Probably the best word to describe 20-something relationships in America today is ambiguous.
Stop me if you’ve heard this one before: you’re out having a fun, drunken night with friends or co-workers and the next morning you wake up staring down at the body of some person whose name you can hardly recall, attempting in vain to put together the blurred pieces that led up to this moment. Then, a few weeks later you are out at a party or bar, and you run into this person again. You begin talking and doing shots and [scene missing], you are lying in bed the next day ordering pizza and watching movies with this practical stranger. Then, it happens again…and again…and by now you’re making actual “plans” to see one another, not just randomly hooking up. However, exactly what it is that you are experiencing together remains entirely unspoken and entirely unclear. But it’s fun, so whatever.
These sorts of situations have essentially defined my “dating” experience throughout my 20s, and I have been through this cycle more times than I can remember. This is not meant, however, as a boast, rather a painful admission as I sit here alone today reflecting back on countless missed opportunities resulting from the conflicting expectations, unspoken assumptions and just plain failures to communicate that doomed these “relationships” before they even began. Were we just having fun or was there more to it? Could there have even been more if either one of us had desired it?
Recently I traveled down to our nation’s capitol to check out a panel discussion, called Modern Family: Coupling and Uncoupling in America, exploring the changing nature of marriage and relationships today. While there was very little agreement between the speakers on the merit or demerits of these changes, one thing was universally agreed upon: the most salient feature of these new arrangements is choice. The old, restrictive, Leave It to Beaver-style marriage is gone and is never coming back. And what has replaced it is…? There is no answer for this yet, and what I seemed to be hearing from the majority of the panelists was that the answer will be nothing. It will be entirely up to each and every one of us to decide that for ourselves.

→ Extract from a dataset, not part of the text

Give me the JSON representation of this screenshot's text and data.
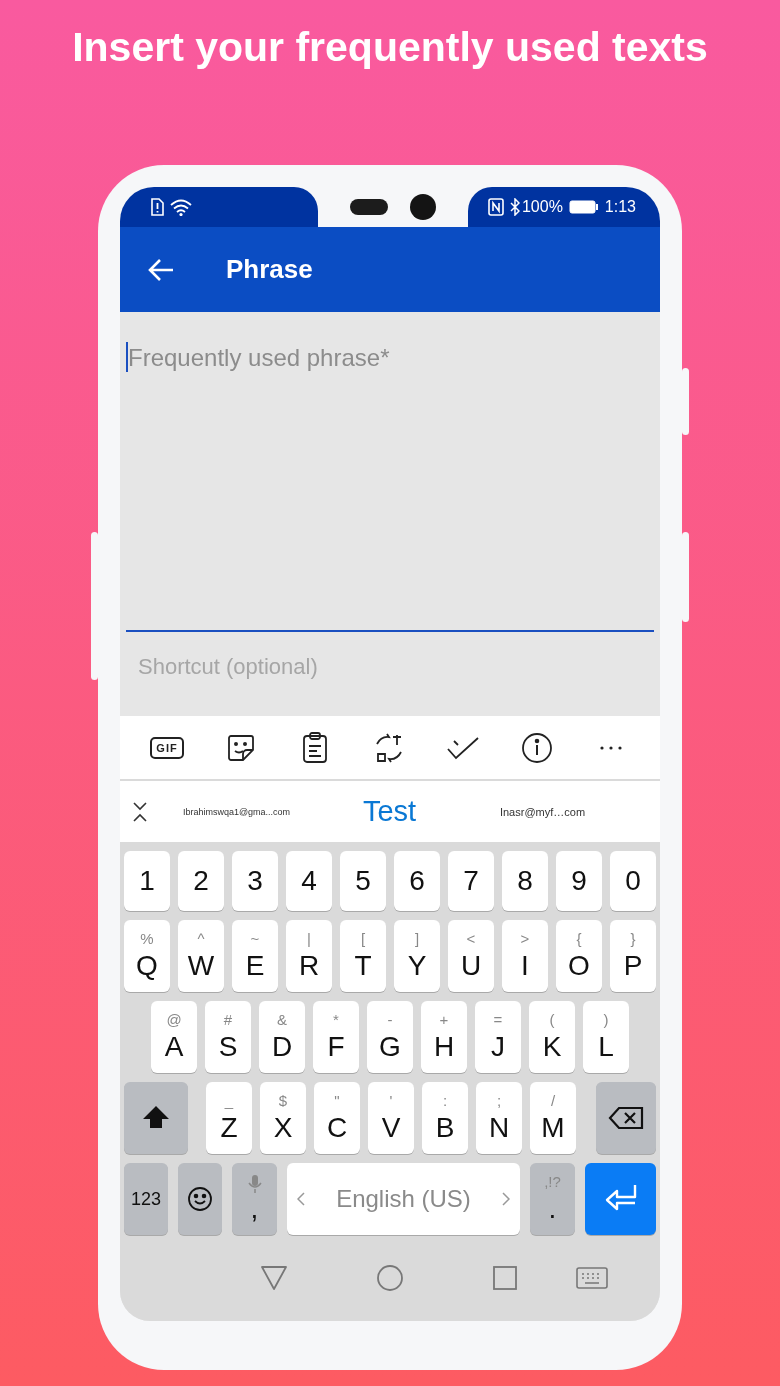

And this is great in theory: we are now free to craft our lives in anyway we choose to benefit us to the highest degree possible. But, at least from what I have seen and experienced, the means we are currently employing to figure this out for ourselves aren’t nearly equivalent to the task with which we are charged. It seems that, more often than not, we are now “sliding, not deciding”: we slide into hooking up with each other; we slide into living with each other; and in the end, we may even slide into marrying. But what’s the point of freedom and choice if we are not going to exercise the rights that accompany it?
It’s been said that the biggest problem with the old marriage arrangement was that the individuals involved were too young and inexperienced to know who they were and what they wanted, which lead, inevitably, to marital discord and unhappiness. The solution that we came up with for this is “cohabitation” – living together before any real commitment is made, as a test-run for marriage to see if we can even stand being under the same roof together. But as this practice has proliferated, a lot of unforeseen issues have arisen.
Despite its numerable faults, in the old marriage arrangement there were at least definitive steps that encouraged conscious decisions to be made and dialogues to be had between lovers before such drastic, life-altering actions were taken. But today, we so often unwittingly slip into some next level of commitment with very little thought or emotion just because it’s convenient or seems to make “rational” sense: we’re already staying over at each other’s place every night, so why do we pay two rents? It sounds like such a no-brainer that this tends to happen with very little discussion as to what this means for the relationship or what each partner wants out of it.
The essence of any good relationship is communication, but the problem is most people hate talking about their feelings – mostly because it is really hard to find the right words, or to even be fully aware of exactly what it is you are feeling. This only becomes possible, though, with at least some level of self-knowledge – reflection on who you are, what you want, where you are going and how you plan on getting there. But the ambiguity, and accompanying laxity, of our new arrangements prevents us from really thinking about these things, instead allowing, and even actively encouraging, us to flounder in an unreflective, unconscious abyss.
As dating and marriage norms in America changed over the last 50 years, cohabitation has increased by about 1500%. Yet despite the great expectations, it has been found that most couples that cohabitate first actually end up being less satisfied with their marriages and more likely to get divorced. This may seem strikingly counterintuitive at first, but since we now so often unthinkingly slip into these situations, it actually makes complete sense. Cohabitation was meant to be a sort of dress rehearsal for the real thing, but if this is how we practice, then what sort of part are we hoping to eventually play?